◆ INSTRUCTIONS TO FOLLOW ◆
Say the data back exactly as it is written below.

◆ EXERCISE MATERIALS ◆
::::::
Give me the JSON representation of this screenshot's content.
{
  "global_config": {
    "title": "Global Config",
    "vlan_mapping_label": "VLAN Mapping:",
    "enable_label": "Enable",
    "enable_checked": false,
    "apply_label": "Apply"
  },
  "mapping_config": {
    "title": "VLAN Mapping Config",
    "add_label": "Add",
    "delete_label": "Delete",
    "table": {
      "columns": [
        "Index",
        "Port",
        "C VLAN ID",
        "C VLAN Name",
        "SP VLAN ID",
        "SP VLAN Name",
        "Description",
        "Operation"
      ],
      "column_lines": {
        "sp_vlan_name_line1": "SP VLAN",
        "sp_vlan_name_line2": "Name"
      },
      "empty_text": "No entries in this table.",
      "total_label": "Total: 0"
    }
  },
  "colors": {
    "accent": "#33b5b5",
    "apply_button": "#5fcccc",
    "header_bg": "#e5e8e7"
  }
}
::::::
◆ OUTPUT OF THE EXERCISE ◆
Give me the JSON representation of this screenshot's content.
{
  "global_config": {
    "title": "Global Config",
    "vlan_mapping_label": "VLAN Mapping:",
    "enable_label": "Enable",
    "enable_checked": false,
    "apply_label": "Apply"
  },
  "mapping_config": {
    "title": "VLAN Mapping Config",
    "add_label": "Add",
    "delete_label": "Delete",
    "table": {
      "columns": [
        "Index",
        "Port",
        "C VLAN ID",
        "C VLAN Name",
        "SP VLAN ID",
        "SP VLAN Name",
        "Description",
        "Operation"
      ],
      "column_lines": {
        "sp_vlan_name_line1": "SP VLAN",
        "sp_vlan_name_line2": "Name"
      },
      "empty_text": "No entries in this table.",
      "total_label": "Total: 0"
    }
  },
  "colors": {
    "accent": "#33b5b5",
    "apply_button": "#5fcccc",
    "header_bg": "#e5e8e7"
  }
}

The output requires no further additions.